All the Birds, Singing

Day 829: The Kreutzer Sonata Variations

The Kreutzer Sonata Variations“The Kreutzer Sonata” is a controversial novella by Leo (Lev Nikolaevich) Tolstoy. It was banned in several countries because of its provocative message and because of what was considered at the time prurient content. If your nature contains an ounce of feminism, it will enrage you. Yet its origins are in eccentric ideas that Tolstoy almost certainly considered to be for the benefit of women.

The Kreutzer Sonata Variations brings together this work with others by the family on the same subject. Tolstoy’s wife Sofiya Andreevna (I’m using the spelling from the book) disliked the novella intensely and wrote two stories in answer to it, “Whose Fault?” and “Song Without Words.” These stories were suppressed by the family. Tolstoy’s son, Lev Lvovich, also wrote a story, “Chopin’s Prelude.” These stories are followed by a section including review comments by several contemporaries, excerpts from diaries, and other writings of all three Tolstoys.

So, what was “The Kreutzer Sonata” about and why did it evoke all this controversy? It is a virtually plotless story about a man who meets another man on a train journey and tells him the story of why he murdered his own wife. Throughout the story, the main character, Pozdnyshev, expresses abhorrent opinions about women, sex, and marriage, and shows no understanding of women at all. Although this character is not completely describing Tolstoy’s own marriage, he is giving voice to Tolstoy’s ideas about marriage. This story is harsh, disturbing, and reflects ideas that show no understanding of human nature, or for that matter, many other things. Tolstoy posits that marriage is simply legal prostitution, that sex is disgusting, and that people should just strive to be celibate (something he notoriously had a problem with). Because Tolstoy saw his role in later years as one to instruct and had too high an opinion of his own ideas, this information is presented didactically, in a polemic.
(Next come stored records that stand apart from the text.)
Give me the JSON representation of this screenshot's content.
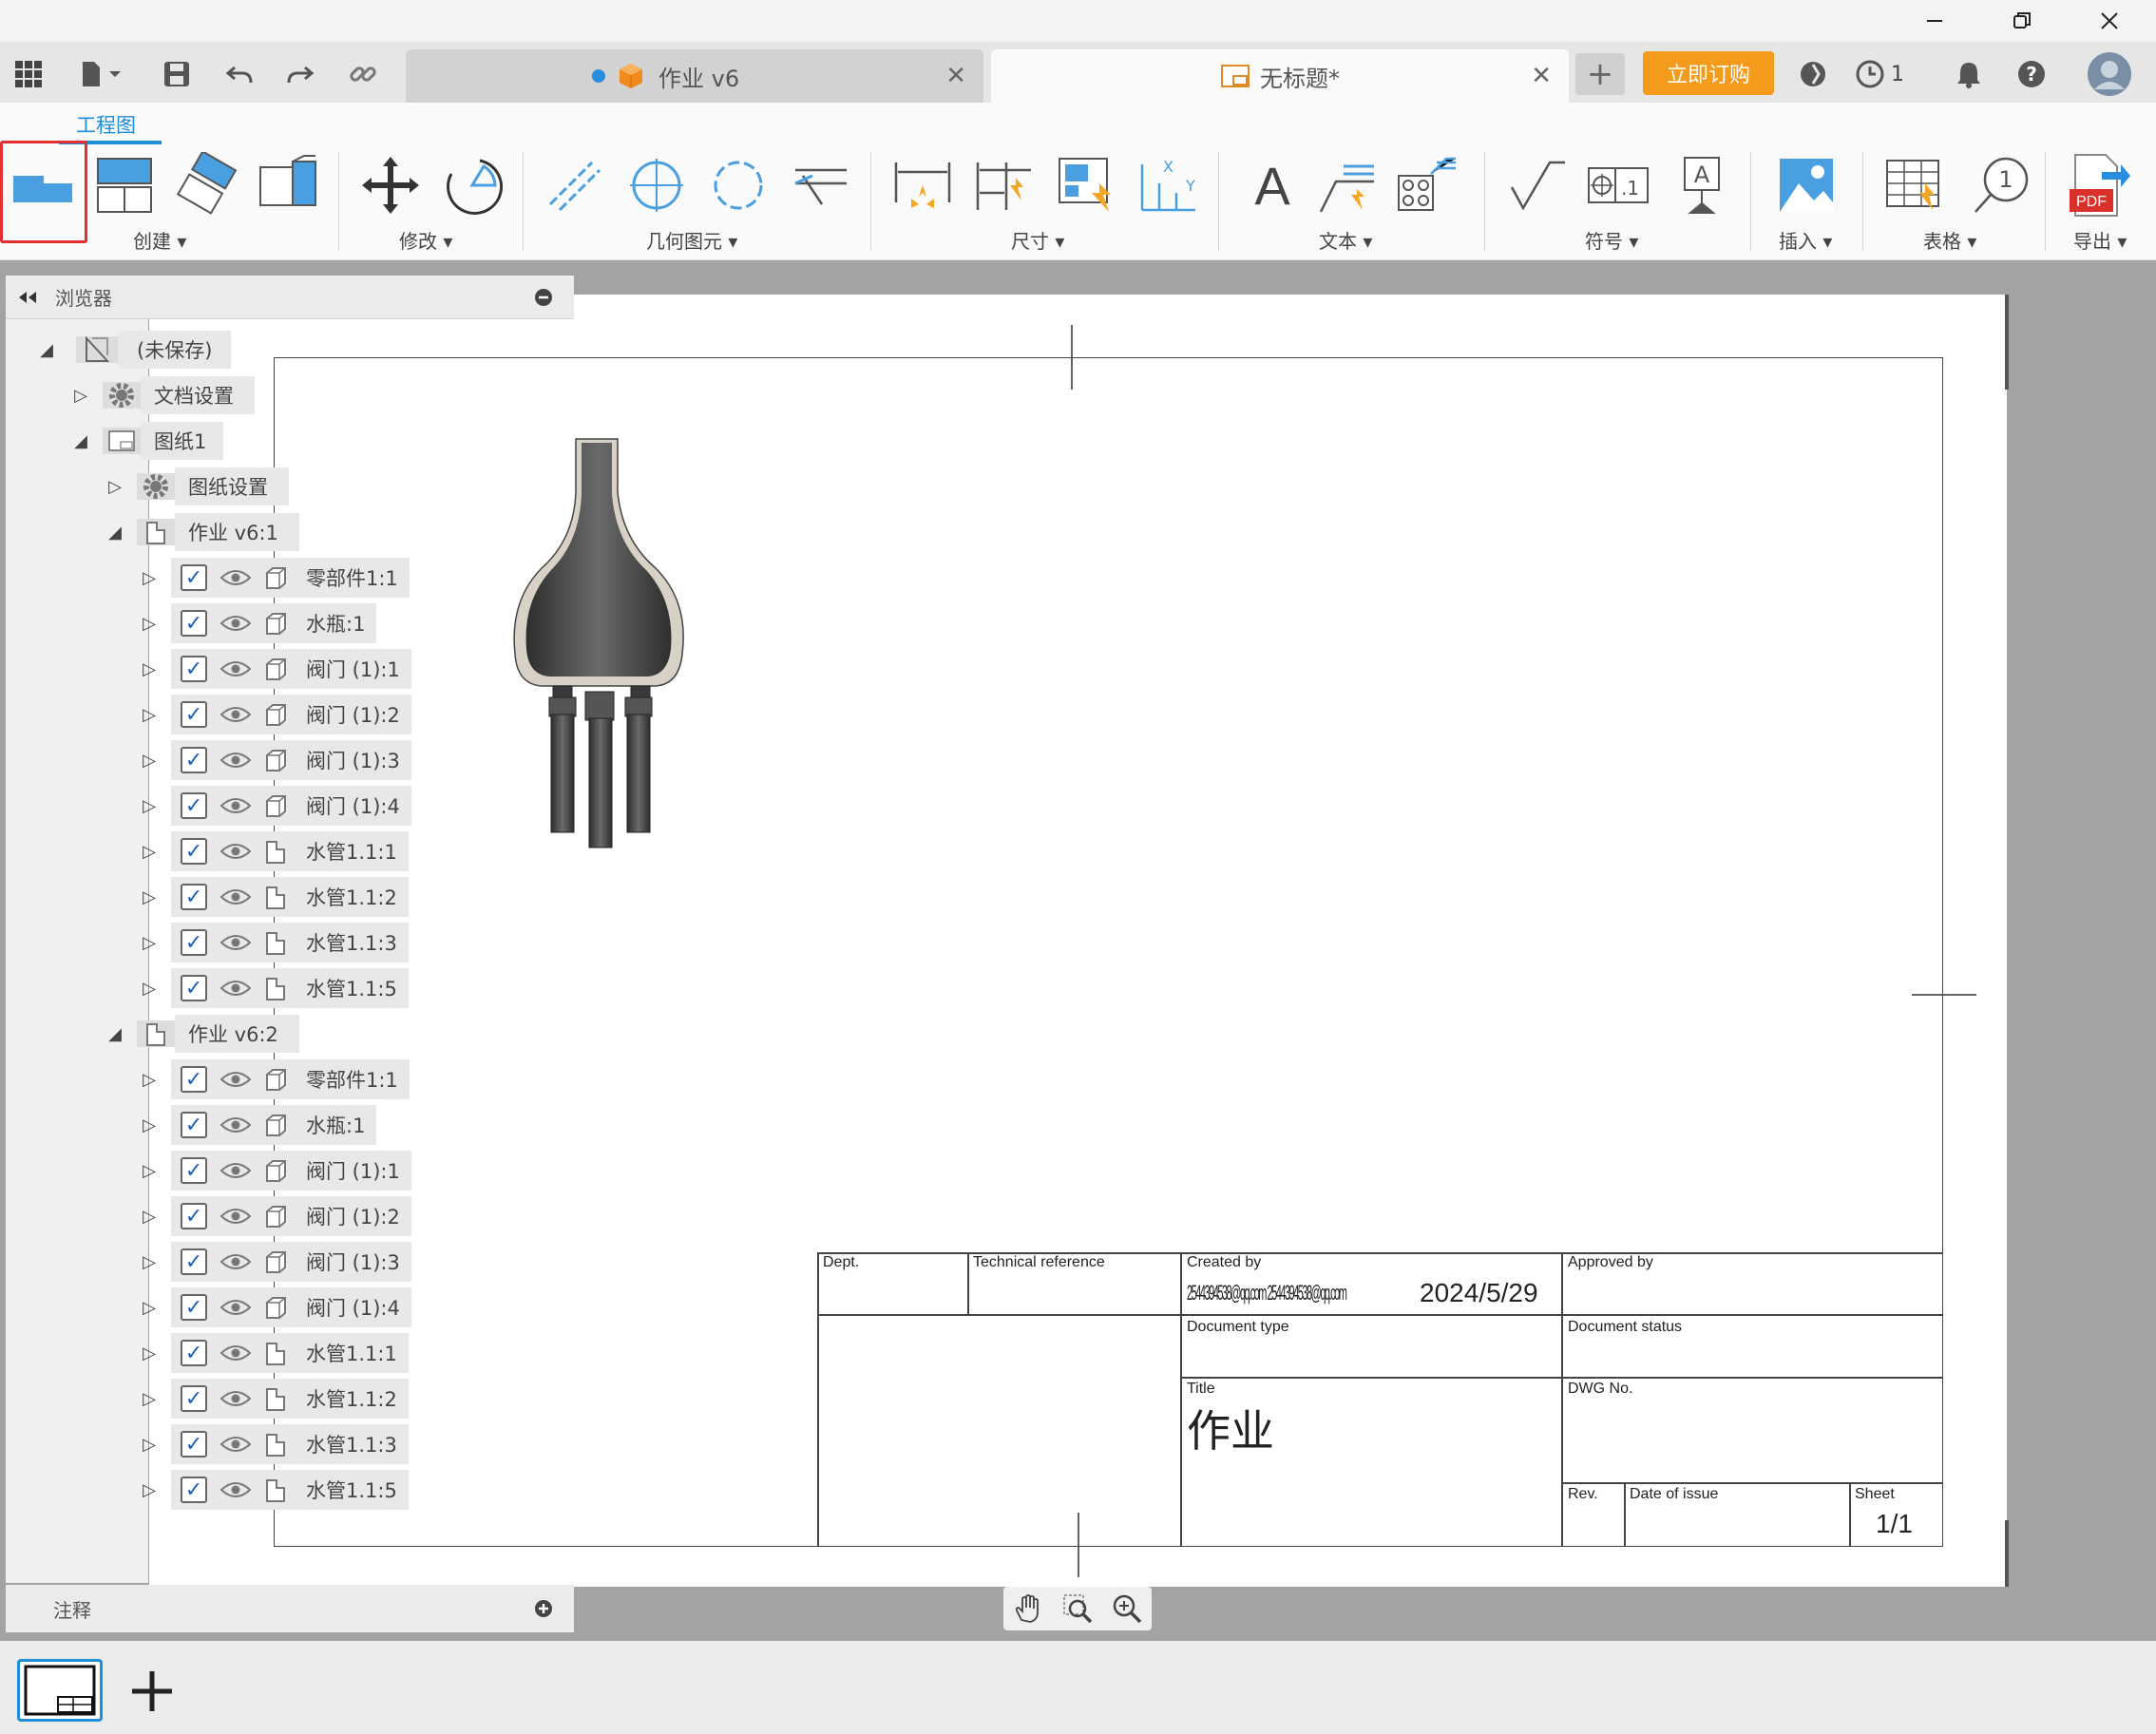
{
  "window": {
    "minimize_icon": "minimize-icon",
    "restore_icon": "restore-icon",
    "close_icon": "close-icon"
  },
  "tabs": [
    {
      "label": "作业 v6",
      "close": "✕"
    },
    {
      "label": "无标题*",
      "close": "✕"
    }
  ],
  "header": {
    "buy_label": "立即订购",
    "jobs_count": "1"
  },
  "ribbon": {
    "workspace": "工程图",
    "groups": {
      "create": "创建 ▾",
      "modify": "修改 ▾",
      "geometry": "几何图元 ▾",
      "dimensions": "尺寸 ▾",
      "text": "文本 ▾",
      "symbols": "符号 ▾",
      "insert": "插入 ▾",
      "table": "表格 ▾",
      "export": "导出 ▾"
    },
    "text_glyph": "A",
    "pdf_label": "PDF",
    "balloon_label": "1",
    "x_label": "X",
    "y_label": "Y",
    "symbol_label": ".1"
  },
  "browser": {
    "title": "浏览器",
    "root": "(未保存)",
    "doc_settings": "文档设置",
    "sheet": "图纸1",
    "sheet_settings": "图纸设置",
    "views": [
      {
        "label": "作业 v6:1",
        "items": [
          "零部件1:1",
          "水瓶:1",
          "阀门 (1):1",
          "阀门 (1):2",
          "阀门 (1):3",
          "阀门 (1):4",
          "水管1.1:1",
          "水管1.1:2",
          "水管1.1:3",
          "水管1.1:5"
        ]
      },
      {
        "label": "作业 v6:2",
        "items": [
          "零部件1:1",
          "水瓶:1",
          "阀门 (1):1",
          "阀门 (1):2",
          "阀门 (1):3",
          "阀门 (1):4",
          "水管1.1:1",
          "水管1.1:2",
          "水管1.1:3",
          "水管1.1:5"
        ]
      }
    ],
    "annotations": "注释"
  },
  "title_block": {
    "dept": "Dept.",
    "tech_ref": "Technical reference",
    "created_by": "Created by",
    "creator": "2544394538@qq.com 2544394538@qq.com",
    "date": "2024/5/29",
    "approved_by": "Approved by",
    "doc_type": "Document type",
    "doc_status": "Document status",
    "title_label": "Title",
    "title_value": "作业",
    "dwg_no": "DWG No.",
    "rev": "Rev.",
    "date_of_issue": "Date of issue",
    "sheet_label": "Sheet",
    "sheet_value": "1/1"
  }
}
Sofiya Andreevna disliked the novella intensely and was embarrassed by it, because she believed that others thought it reflected her own marriage. She insisted it did not but mostly, I think, because she didn’t want people to think she became attached to another man while married to Tolstoy (and who would blame her?). She also felt that the story showed no understanding of the wife, and so she wrote her own story. In both, the story is basically the same, a madly jealous husband comes to believe his wife is unfaithful when she is not and kills her in a fit of anger. It was Sofiya herself who convinced Tolstoy that his story would be more effective if the wife was innocent.

It is in the context of the responding stories and other writings that “The Kreutzer Sonata” is most involving. The story itself is ridiculous to modern sensibilities. Two pages of quotations by contemporaries provide some interest, particularly the two (not surprisingly) that I most agree with.

No wonder the Countess was often near the end of her patience.—George Bernard Shaw

“The Kreutzer Sonata” is a nightmare, born of a diseased imagination. Since reading it I have not the slightest doubt that its author is cracked.—Émile Zola

For an enlightening look at the Tolstoy’s marriage, I recommend the novel The Last Station by Jay Parini.

Related Posts

The Possessed: Adventures with Russian Books and the People Who Read Them

The Prague Cemetery

The House of Special Purpose